[Data extracted from a collection]
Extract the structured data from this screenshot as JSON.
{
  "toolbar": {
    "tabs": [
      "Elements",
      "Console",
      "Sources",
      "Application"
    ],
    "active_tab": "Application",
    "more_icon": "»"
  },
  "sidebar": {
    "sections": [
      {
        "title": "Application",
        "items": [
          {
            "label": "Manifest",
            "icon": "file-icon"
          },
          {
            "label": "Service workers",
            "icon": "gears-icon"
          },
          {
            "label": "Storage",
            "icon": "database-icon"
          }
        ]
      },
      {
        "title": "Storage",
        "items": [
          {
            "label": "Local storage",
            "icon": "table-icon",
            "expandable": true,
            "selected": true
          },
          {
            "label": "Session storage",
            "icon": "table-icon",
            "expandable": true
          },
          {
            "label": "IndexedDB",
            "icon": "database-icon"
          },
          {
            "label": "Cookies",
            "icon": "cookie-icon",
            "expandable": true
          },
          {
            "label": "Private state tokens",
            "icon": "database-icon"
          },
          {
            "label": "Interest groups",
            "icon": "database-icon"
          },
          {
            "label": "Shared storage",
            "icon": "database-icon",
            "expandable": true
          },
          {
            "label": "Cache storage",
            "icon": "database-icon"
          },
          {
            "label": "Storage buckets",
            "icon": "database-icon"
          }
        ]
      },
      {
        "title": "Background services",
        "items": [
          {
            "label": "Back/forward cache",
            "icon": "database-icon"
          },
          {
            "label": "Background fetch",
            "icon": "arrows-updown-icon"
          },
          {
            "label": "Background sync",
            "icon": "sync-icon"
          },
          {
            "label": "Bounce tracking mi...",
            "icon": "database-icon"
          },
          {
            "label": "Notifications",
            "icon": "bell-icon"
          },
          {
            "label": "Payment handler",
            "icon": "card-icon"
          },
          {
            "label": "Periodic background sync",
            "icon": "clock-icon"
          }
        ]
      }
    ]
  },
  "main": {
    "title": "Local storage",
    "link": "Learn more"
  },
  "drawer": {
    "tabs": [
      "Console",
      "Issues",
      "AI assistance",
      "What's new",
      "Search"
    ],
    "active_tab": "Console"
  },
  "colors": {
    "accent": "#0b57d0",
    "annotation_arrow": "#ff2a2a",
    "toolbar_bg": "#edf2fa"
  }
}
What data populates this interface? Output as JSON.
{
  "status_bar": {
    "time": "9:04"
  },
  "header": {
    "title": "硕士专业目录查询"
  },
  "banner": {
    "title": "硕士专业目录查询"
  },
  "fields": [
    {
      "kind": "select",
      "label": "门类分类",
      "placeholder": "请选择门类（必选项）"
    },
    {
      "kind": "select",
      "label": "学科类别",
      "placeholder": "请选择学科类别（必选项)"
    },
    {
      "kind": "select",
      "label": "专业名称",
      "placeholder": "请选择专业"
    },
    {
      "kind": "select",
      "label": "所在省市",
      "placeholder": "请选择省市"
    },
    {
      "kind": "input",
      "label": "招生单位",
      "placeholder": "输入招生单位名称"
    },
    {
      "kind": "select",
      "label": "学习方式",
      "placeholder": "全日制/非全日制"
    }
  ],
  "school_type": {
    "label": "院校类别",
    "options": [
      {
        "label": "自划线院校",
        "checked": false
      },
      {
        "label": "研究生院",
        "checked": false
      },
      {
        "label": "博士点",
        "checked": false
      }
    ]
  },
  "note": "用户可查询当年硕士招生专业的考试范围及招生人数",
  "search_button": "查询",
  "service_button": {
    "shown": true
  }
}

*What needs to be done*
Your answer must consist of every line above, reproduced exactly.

*Finished task*
Extract the structured data from this screenshot as JSON.
{
  "toolbar": {
    "tabs": [
      "Elements",
      "Console",
      "Sources",
      "Application"
    ],
    "active_tab": "Application",
    "more_icon": "»"
  },
  "sidebar": {
    "sections": [
      {
        "title": "Application",
        "items": [
          {
            "label": "Manifest",
            "icon": "file-icon"
          },
          {
            "label": "Service workers",
            "icon": "gears-icon"
          },
          {
            "label": "Storage",
            "icon": "database-icon"
          }
        ]
      },
      {
        "title": "Storage",
        "items": [
          {
            "label": "Local storage",
            "icon": "table-icon",
            "expandable": true,
            "selected": true
          },
          {
            "label": "Session storage",
            "icon": "table-icon",
            "expandable": true
          },
          {
            "label": "IndexedDB",
            "icon": "database-icon"
          },
          {
            "label": "Cookies",
            "icon": "cookie-icon",
            "expandable": true
          },
          {
            "label": "Private state tokens",
            "icon": "database-icon"
          },
          {
            "label": "Interest groups",
            "icon": "database-icon"
          },
          {
            "label": "Shared storage",
            "icon": "database-icon",
            "expandable": true
          },
          {
            "label": "Cache storage",
            "icon": "database-icon"
          },
          {
            "label": "Storage buckets",
            "icon": "database-icon"
          }
        ]
      },
      {
        "title": "Background services",
        "items": [
          {
            "label": "Back/forward cache",
            "icon": "database-icon"
          },
          {
            "label": "Background fetch",
            "icon": "arrows-updown-icon"
          },
          {
            "label": "Background sync",
            "icon": "sync-icon"
          },
          {
            "label": "Bounce tracking mi...",
            "icon": "database-icon"
          },
          {
            "label": "Notifications",
            "icon": "bell-icon"
          },
          {
            "label": "Payment handler",
            "icon": "card-icon"
          },
          {
            "label": "Periodic background sync",
            "icon": "clock-icon"
          }
        ]
      }
    ]
  },
  "main": {
    "title": "Local storage",
    "link": "Learn more"
  },
  "drawer": {
    "tabs": [
      "Console",
      "Issues",
      "AI assistance",
      "What's new",
      "Search"
    ],
    "active_tab": "Console"
  },
  "colors": {
    "accent": "#0b57d0",
    "annotation_arrow": "#ff2a2a",
    "toolbar_bg": "#edf2fa"
  }
}
What data populates this interface? Output as JSON.
{
  "status_bar": {
    "time": "9:04"
  },
  "header": {
    "title": "硕士专业目录查询"
  },
  "banner": {
    "title": "硕士专业目录查询"
  },
  "fields": [
    {
      "kind": "select",
      "label": "门类分类",
      "placeholder": "请选择门类（必选项）"
    },
    {
      "kind": "select",
      "label": "学科类别",
      "placeholder": "请选择学科类别（必选项)"
    },
    {
      "kind": "select",
      "label": "专业名称",
      "placeholder": "请选择专业"
    },
    {
      "kind": "select",
      "label": "所在省市",
      "placeholder": "请选择省市"
    },
    {
      "kind": "input",
      "label": "招生单位",
      "placeholder": "输入招生单位名称"
    },
    {
      "kind": "select",
      "label": "学习方式",
      "placeholder": "全日制/非全日制"
    }
  ],
  "school_type": {
    "label": "院校类别",
    "options": [
      {
        "label": "自划线院校",
        "checked": false
      },
      {
        "label": "研究生院",
        "checked": false
      },
      {
        "label": "博士点",
        "checked": false
      }
    ]
  },
  "note": "用户可查询当年硕士招生专业的考试范围及招生人数",
  "search_button": "查询",
  "service_button": {
    "shown": true
  }
}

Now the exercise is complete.